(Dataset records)
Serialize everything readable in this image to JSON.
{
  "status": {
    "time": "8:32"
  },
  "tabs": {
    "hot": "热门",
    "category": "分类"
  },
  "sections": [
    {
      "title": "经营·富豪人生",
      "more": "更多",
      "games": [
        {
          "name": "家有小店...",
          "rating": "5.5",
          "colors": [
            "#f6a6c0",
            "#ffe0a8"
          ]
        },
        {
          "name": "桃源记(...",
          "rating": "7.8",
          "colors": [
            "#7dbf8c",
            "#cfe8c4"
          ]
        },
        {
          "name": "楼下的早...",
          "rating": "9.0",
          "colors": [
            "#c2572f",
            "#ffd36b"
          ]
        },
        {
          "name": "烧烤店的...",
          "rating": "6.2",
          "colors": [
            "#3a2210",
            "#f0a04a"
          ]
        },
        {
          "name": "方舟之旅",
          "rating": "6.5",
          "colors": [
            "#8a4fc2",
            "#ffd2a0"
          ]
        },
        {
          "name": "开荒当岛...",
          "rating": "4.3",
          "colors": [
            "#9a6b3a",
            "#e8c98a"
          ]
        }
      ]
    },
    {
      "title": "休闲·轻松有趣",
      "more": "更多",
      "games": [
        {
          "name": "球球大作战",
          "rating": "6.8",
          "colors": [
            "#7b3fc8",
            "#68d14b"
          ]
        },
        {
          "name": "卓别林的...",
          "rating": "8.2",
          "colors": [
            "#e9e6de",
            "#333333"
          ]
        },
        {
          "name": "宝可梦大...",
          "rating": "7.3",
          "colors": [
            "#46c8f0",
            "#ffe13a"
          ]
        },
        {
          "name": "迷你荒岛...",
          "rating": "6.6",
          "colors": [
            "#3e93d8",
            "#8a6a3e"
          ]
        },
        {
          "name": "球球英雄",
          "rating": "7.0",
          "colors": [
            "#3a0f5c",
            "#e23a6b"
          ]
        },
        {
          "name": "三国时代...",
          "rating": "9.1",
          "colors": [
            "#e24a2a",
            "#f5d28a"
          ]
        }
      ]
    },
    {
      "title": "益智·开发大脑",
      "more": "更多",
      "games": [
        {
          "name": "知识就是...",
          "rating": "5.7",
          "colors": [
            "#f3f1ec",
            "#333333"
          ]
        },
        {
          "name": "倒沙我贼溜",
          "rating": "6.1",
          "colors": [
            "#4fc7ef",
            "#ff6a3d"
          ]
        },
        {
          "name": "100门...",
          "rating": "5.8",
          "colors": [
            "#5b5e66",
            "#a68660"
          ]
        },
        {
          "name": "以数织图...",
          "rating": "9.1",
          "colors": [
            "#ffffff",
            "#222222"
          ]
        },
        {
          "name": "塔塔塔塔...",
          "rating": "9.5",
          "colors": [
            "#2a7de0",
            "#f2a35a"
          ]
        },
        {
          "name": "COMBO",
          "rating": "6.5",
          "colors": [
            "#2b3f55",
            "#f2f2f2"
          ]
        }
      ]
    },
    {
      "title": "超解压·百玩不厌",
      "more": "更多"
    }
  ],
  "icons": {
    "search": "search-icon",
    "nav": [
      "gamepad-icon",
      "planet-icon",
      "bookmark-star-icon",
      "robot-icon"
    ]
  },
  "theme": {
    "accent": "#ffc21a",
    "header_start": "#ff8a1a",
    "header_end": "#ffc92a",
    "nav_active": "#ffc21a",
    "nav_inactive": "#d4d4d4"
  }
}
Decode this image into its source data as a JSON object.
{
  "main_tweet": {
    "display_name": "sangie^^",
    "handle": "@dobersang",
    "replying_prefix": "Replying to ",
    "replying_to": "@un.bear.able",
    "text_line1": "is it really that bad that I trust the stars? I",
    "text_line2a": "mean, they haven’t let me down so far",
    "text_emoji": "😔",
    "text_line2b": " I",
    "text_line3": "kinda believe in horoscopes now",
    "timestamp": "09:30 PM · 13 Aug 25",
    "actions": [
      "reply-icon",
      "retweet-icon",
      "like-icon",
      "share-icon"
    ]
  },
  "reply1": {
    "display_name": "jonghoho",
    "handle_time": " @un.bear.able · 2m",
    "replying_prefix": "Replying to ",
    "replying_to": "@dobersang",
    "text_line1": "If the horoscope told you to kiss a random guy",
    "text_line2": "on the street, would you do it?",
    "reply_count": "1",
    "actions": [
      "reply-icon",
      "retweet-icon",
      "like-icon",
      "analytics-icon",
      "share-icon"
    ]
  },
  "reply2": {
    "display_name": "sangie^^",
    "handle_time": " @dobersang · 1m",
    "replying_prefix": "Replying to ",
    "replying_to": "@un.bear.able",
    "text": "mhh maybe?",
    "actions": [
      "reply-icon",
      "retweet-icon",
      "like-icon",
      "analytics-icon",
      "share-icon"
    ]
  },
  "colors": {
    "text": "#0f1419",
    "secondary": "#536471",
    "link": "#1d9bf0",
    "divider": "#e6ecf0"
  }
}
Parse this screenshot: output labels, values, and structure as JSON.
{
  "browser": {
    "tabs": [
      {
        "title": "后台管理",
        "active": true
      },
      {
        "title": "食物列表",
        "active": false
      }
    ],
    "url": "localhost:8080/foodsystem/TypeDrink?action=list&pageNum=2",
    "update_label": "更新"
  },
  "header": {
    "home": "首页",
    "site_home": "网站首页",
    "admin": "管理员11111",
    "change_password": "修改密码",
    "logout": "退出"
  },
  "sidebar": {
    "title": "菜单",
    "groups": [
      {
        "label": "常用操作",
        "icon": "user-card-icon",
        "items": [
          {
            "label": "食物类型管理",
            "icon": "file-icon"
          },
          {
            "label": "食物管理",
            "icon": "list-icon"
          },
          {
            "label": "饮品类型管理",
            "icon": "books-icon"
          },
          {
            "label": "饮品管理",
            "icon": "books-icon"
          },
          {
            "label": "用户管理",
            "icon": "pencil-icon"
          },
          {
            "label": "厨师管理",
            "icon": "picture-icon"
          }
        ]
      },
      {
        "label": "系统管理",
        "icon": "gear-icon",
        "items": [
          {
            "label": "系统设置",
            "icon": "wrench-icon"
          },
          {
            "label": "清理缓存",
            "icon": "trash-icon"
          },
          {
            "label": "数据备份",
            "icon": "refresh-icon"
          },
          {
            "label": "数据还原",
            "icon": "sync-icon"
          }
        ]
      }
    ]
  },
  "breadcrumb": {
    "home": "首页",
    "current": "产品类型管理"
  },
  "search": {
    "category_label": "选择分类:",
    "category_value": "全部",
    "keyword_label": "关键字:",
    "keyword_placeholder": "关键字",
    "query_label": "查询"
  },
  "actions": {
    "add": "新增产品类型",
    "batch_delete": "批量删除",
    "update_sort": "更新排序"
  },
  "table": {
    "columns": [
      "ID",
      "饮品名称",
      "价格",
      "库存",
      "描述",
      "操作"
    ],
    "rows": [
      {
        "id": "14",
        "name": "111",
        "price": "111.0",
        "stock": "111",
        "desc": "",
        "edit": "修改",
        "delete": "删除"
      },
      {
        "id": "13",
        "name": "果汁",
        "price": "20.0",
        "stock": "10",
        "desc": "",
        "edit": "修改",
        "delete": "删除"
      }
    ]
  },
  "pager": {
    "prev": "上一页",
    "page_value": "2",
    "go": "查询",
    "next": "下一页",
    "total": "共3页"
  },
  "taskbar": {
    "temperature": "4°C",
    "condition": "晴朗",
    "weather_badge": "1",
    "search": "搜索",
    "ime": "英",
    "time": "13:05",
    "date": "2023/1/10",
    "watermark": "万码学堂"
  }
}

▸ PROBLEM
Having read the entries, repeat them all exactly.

▸ PROBLEM SOLUTION
Serialize everything readable in this image to JSON.
{
  "status": {
    "time": "8:32"
  },
  "tabs": {
    "hot": "热门",
    "category": "分类"
  },
  "sections": [
    {
      "title": "经营·富豪人生",
      "more": "更多",
      "games": [
        {
          "name": "家有小店...",
          "rating": "5.5",
          "colors": [
            "#f6a6c0",
            "#ffe0a8"
          ]
        },
        {
          "name": "桃源记(...",
          "rating": "7.8",
          "colors": [
            "#7dbf8c",
            "#cfe8c4"
          ]
        },
        {
          "name": "楼下的早...",
          "rating": "9.0",
          "colors": [
            "#c2572f",
            "#ffd36b"
          ]
        },
        {
          "name": "烧烤店的...",
          "rating": "6.2",
          "colors": [
            "#3a2210",
            "#f0a04a"
          ]
        },
        {
          "name": "方舟之旅",
          "rating": "6.5",
          "colors": [
            "#8a4fc2",
            "#ffd2a0"
          ]
        },
        {
          "name": "开荒当岛...",
          "rating": "4.3",
          "colors": [
            "#9a6b3a",
            "#e8c98a"
          ]
        }
      ]
    },
    {
      "title": "休闲·轻松有趣",
      "more": "更多",
      "games": [
        {
          "name": "球球大作战",
          "rating": "6.8",
          "colors": [
            "#7b3fc8",
            "#68d14b"
          ]
        },
        {
          "name": "卓别林的...",
          "rating": "8.2",
          "colors": [
            "#e9e6de",
            "#333333"
          ]
        },
        {
          "name": "宝可梦大...",
          "rating": "7.3",
          "colors": [
            "#46c8f0",
            "#ffe13a"
          ]
        },
        {
          "name": "迷你荒岛...",
          "rating": "6.6",
          "colors": [
            "#3e93d8",
            "#8a6a3e"
          ]
        },
        {
          "name": "球球英雄",
          "rating": "7.0",
          "colors": [
            "#3a0f5c",
            "#e23a6b"
          ]
        },
        {
          "name": "三国时代...",
          "rating": "9.1",
          "colors": [
            "#e24a2a",
            "#f5d28a"
          ]
        }
      ]
    },
    {
      "title": "益智·开发大脑",
      "more": "更多",
      "games": [
        {
          "name": "知识就是...",
          "rating": "5.7",
          "colors": [
            "#f3f1ec",
            "#333333"
          ]
        },
        {
          "name": "倒沙我贼溜",
          "rating": "6.1",
          "colors": [
            "#4fc7ef",
            "#ff6a3d"
          ]
        },
        {
          "name": "100门...",
          "rating": "5.8",
          "colors": [
            "#5b5e66",
            "#a68660"
          ]
        },
        {
          "name": "以数织图...",
          "rating": "9.1",
          "colors": [
            "#ffffff",
            "#222222"
          ]
        },
        {
          "name": "塔塔塔塔...",
          "rating": "9.5",
          "colors": [
            "#2a7de0",
            "#f2a35a"
          ]
        },
        {
          "name": "COMBO",
          "rating": "6.5",
          "colors": [
            "#2b3f55",
            "#f2f2f2"
          ]
        }
      ]
    },
    {
      "title": "超解压·百玩不厌",
      "more": "更多"
    }
  ],
  "icons": {
    "search": "search-icon",
    "nav": [
      "gamepad-icon",
      "planet-icon",
      "bookmark-star-icon",
      "robot-icon"
    ]
  },
  "theme": {
    "accent": "#ffc21a",
    "header_start": "#ff8a1a",
    "header_end": "#ffc92a",
    "nav_active": "#ffc21a",
    "nav_inactive": "#d4d4d4"
  }
}
Decode this image into its source data as a JSON object.
{
  "main_tweet": {
    "display_name": "sangie^^",
    "handle": "@dobersang",
    "replying_prefix": "Replying to ",
    "replying_to": "@un.bear.able",
    "text_line1": "is it really that bad that I trust the stars? I",
    "text_line2a": "mean, they haven’t let me down so far",
    "text_emoji": "😔",
    "text_line2b": " I",
    "text_line3": "kinda believe in horoscopes now",
    "timestamp": "09:30 PM · 13 Aug 25",
    "actions": [
      "reply-icon",
      "retweet-icon",
      "like-icon",
      "share-icon"
    ]
  },
  "reply1": {
    "display_name": "jonghoho",
    "handle_time": " @un.bear.able · 2m",
    "replying_prefix": "Replying to ",
    "replying_to": "@dobersang",
    "text_line1": "If the horoscope told you to kiss a random guy",
    "text_line2": "on the street, would you do it?",
    "reply_count": "1",
    "actions": [
      "reply-icon",
      "retweet-icon",
      "like-icon",
      "analytics-icon",
      "share-icon"
    ]
  },
  "reply2": {
    "display_name": "sangie^^",
    "handle_time": " @dobersang · 1m",
    "replying_prefix": "Replying to ",
    "replying_to": "@un.bear.able",
    "text": "mhh maybe?",
    "actions": [
      "reply-icon",
      "retweet-icon",
      "like-icon",
      "analytics-icon",
      "share-icon"
    ]
  },
  "colors": {
    "text": "#0f1419",
    "secondary": "#536471",
    "link": "#1d9bf0",
    "divider": "#e6ecf0"
  }
}
Parse this screenshot: output labels, values, and structure as JSON.
{
  "browser": {
    "tabs": [
      {
        "title": "后台管理",
        "active": true
      },
      {
        "title": "食物列表",
        "active": false
      }
    ],
    "url": "localhost:8080/foodsystem/TypeDrink?action=list&pageNum=2",
    "update_label": "更新"
  },
  "header": {
    "home": "首页",
    "site_home": "网站首页",
    "admin": "管理员11111",
    "change_password": "修改密码",
    "logout": "退出"
  },
  "sidebar": {
    "title": "菜单",
    "groups": [
      {
        "label": "常用操作",
        "icon": "user-card-icon",
        "items": [
          {
            "label": "食物类型管理",
            "icon": "file-icon"
          },
          {
            "label": "食物管理",
            "icon": "list-icon"
          },
          {
            "label": "饮品类型管理",
            "icon": "books-icon"
          },
          {
            "label": "饮品管理",
            "icon": "books-icon"
          },
          {
            "label": "用户管理",
            "icon": "pencil-icon"
          },
          {
            "label": "厨师管理",
            "icon": "picture-icon"
          }
        ]
      },
      {
        "label": "系统管理",
        "icon": "gear-icon",
        "items": [
          {
            "label": "系统设置",
            "icon": "wrench-icon"
          },
          {
            "label": "清理缓存",
            "icon": "trash-icon"
          },
          {
            "label": "数据备份",
            "icon": "refresh-icon"
          },
          {
            "label": "数据还原",
            "icon": "sync-icon"
          }
        ]
      }
    ]
  },
  "breadcrumb": {
    "home": "首页",
    "current": "产品类型管理"
  },
  "search": {
    "category_label": "选择分类:",
    "category_value": "全部",
    "keyword_label": "关键字:",
    "keyword_placeholder": "关键字",
    "query_label": "查询"
  },
  "actions": {
    "add": "新增产品类型",
    "batch_delete": "批量删除",
    "update_sort": "更新排序"
  },
  "table": {
    "columns": [
      "ID",
      "饮品名称",
      "价格",
      "库存",
      "描述",
      "操作"
    ],
    "rows": [
      {
        "id": "14",
        "name": "111",
        "price": "111.0",
        "stock": "111",
        "desc": "",
        "edit": "修改",
        "delete": "删除"
      },
      {
        "id": "13",
        "name": "果汁",
        "price": "20.0",
        "stock": "10",
        "desc": "",
        "edit": "修改",
        "delete": "删除"
      }
    ]
  },
  "pager": {
    "prev": "上一页",
    "page_value": "2",
    "go": "查询",
    "next": "下一页",
    "total": "共3页"
  },
  "taskbar": {
    "temperature": "4°C",
    "condition": "晴朗",
    "weather_badge": "1",
    "search": "搜索",
    "ime": "英",
    "time": "13:05",
    "date": "2023/1/10",
    "watermark": "万码学堂"
  }
}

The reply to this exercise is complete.